A £6.9m transfer fee that exceeded his own record brought him to Napoli and led to a seven-year love affair. He inspired them to bring an end to northern Italy’s football monopoly; in 1987, they were the first Southern team to win Series A. The following season he was Serie A’s top scorer. In 1989, Napoli won its first European trophy, the Uefa Cup, followed by a second league title in 1990. He wielded a godlike dignity to the Neapolitans, of which he was ready to believe; his portrait appeared in the walls and shrines of the city walls. The truth was darker; drug use, relations with the Camorra – the Naples mafia – and a son, Diego Sinagra, resulted from an extramarital affair that he had failed to consider for several years.

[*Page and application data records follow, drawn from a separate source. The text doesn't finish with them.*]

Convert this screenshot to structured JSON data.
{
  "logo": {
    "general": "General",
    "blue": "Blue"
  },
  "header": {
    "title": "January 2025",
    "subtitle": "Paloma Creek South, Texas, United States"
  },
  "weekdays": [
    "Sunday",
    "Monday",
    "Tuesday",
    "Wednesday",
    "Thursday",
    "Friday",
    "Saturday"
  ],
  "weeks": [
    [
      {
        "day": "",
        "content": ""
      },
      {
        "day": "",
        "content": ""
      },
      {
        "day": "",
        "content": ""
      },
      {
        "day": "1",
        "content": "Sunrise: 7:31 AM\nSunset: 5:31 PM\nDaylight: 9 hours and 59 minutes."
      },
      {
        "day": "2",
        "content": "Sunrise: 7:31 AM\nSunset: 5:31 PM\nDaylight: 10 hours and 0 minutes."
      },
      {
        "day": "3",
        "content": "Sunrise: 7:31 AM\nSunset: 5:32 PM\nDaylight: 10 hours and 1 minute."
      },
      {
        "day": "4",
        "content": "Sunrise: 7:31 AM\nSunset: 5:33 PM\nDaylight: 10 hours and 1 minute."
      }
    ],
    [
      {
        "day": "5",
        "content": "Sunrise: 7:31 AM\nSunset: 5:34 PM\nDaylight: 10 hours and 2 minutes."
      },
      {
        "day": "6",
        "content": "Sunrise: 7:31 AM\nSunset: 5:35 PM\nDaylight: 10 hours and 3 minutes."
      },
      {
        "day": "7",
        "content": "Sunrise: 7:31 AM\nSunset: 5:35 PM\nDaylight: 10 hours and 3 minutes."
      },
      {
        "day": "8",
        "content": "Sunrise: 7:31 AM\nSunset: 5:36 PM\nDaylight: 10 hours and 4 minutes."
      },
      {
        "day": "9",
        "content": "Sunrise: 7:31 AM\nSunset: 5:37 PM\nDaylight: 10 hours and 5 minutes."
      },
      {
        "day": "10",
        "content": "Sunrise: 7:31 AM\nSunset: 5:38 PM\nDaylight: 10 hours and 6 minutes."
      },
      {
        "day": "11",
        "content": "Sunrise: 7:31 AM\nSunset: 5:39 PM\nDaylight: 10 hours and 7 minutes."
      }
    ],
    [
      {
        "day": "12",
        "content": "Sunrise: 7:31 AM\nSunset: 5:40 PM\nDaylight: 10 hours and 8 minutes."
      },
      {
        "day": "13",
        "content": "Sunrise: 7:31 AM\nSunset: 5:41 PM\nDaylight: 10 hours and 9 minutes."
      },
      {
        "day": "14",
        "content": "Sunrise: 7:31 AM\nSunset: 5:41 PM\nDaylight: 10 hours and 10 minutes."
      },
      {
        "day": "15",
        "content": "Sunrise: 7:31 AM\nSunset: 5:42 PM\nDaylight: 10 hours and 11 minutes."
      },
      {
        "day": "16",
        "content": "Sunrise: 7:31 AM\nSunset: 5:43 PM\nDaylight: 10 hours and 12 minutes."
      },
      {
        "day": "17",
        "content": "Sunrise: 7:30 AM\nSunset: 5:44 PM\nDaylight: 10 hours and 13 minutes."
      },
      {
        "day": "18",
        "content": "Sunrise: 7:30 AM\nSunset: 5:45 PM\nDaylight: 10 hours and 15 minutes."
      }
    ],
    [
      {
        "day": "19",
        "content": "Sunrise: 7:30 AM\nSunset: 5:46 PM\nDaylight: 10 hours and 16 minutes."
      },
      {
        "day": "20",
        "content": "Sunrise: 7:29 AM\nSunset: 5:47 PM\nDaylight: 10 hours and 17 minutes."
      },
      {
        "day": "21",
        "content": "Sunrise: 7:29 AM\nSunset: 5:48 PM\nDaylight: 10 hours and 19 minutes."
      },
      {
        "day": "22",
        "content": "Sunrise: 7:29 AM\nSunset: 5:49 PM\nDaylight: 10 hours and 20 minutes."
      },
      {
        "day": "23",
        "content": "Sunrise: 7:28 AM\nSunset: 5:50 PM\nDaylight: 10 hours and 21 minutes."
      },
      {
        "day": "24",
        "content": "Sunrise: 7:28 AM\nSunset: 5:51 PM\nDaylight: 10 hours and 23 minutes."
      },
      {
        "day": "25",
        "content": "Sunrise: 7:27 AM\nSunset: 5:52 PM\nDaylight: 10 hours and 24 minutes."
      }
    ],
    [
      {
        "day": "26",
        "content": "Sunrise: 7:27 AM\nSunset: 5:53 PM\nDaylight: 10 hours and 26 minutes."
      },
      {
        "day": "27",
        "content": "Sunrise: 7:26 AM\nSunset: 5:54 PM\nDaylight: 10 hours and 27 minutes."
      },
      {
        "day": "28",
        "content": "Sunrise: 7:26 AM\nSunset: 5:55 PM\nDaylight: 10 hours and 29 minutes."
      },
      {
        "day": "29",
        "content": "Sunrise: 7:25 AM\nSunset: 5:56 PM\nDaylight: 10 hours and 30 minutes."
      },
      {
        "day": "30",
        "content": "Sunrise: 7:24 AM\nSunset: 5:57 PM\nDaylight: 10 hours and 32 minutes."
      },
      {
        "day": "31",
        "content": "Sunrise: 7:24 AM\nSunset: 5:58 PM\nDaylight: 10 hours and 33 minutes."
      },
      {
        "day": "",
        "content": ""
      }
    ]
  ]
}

As he resigned in 1992, Napoli publicly removed the No 10 shirt to appreciate his commitment to the club, even after his record has been tarnished by a failed cocaine drug test. Still, in a fragile physical and psychological condition following a 15-month soccer ban, he spent a year playing for Sevilla FC in Spain before moving to Argentina, where first Newell’s Old Boys and then Boca Juniors gave him desperately needed lifelines.
Maradona’s international career once again surpassed Mexico’s high of 86. In Italy in 1990, sapped by an ankle injury, he was not the dominant power four years ago, even though he captained Argentina in the final, losing 1-0 to West Germany. Four years back, in the US, he played just two games before being found positive for substance ephedrine. Expulsion in shame finished his international career, which saw him play 91 times for Argentina, scoring 34 goals.

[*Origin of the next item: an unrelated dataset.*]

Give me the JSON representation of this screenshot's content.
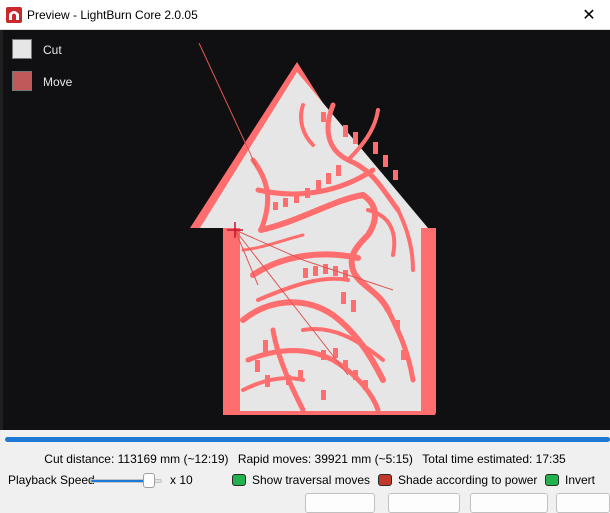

Since his retirement from football in 1997 (having scored 259 goals in 491 league matches for his numerous club sides), the body that had endured years of physical trauma became obese and massively overweight. In 2004 he was diagnosed with a possible heart attack following heavy usage of cocaine.
The Later Life
Two years later, he had gastric bypass surgery to reverse his obesity. In 2008, after the retirement of Argentine head coach Alfio Basile, he was asked to take his place. Qualifications were secured for the 2010 World Cup finals after a 6-1 loss, Argentina’s second-worst ever, Bolivia, and a two-month suspension on Fifa against Maradona for bursting into offensive language a live post-match press conference. After Argentina was defeated 4-0 in the quarter-finals by Germany, the deal was not extended.
In 2011, he became the Al Wasl Dubai Club manager in the United Arab Emirates before being sacked for just over a year. After a five-year interregnum, he was named head coach of Al-Fujairah in the second division of the UAE in 2017, moving to the Mexican club Dorados de Sinaloa the next year and back in Argentina in 2019, to Gimnasia y Esgrima La Plata.
Despite his numerous misdeeds and complex personality, Maradona remained a hero in Argentina. “He offered the Argentinians a way out of their mutual dissatisfaction, and that’s why people love him,” said former team player Jorge Valdano. “[That’s why he’s a divine figure.”
He was married to Claudia Villafañe in 1984 and separated in 2004. Their two daughters, Dalma and Giannina, and his son, Diego, survived.
Diego Armando Maradona, footballer, born October 30, 1960, ended his legacy on November 25, 2020.
Soccer legend Pele paid a heartfelt tribute to his “great friend” Diego Maradona, who died in Argentina at 60 after suffering heart failure on Wednesday.
Both men are known to be two of the best soccer players in history and come from equally modest backgrounds.
“I have lost a great friend, and the world lost a legend,” wrote Pele, who turned 80 last month on Twitter.
“There is still much to be said, but for now, may God give strength to his family members. One day, I hope we will play football together in heaven.“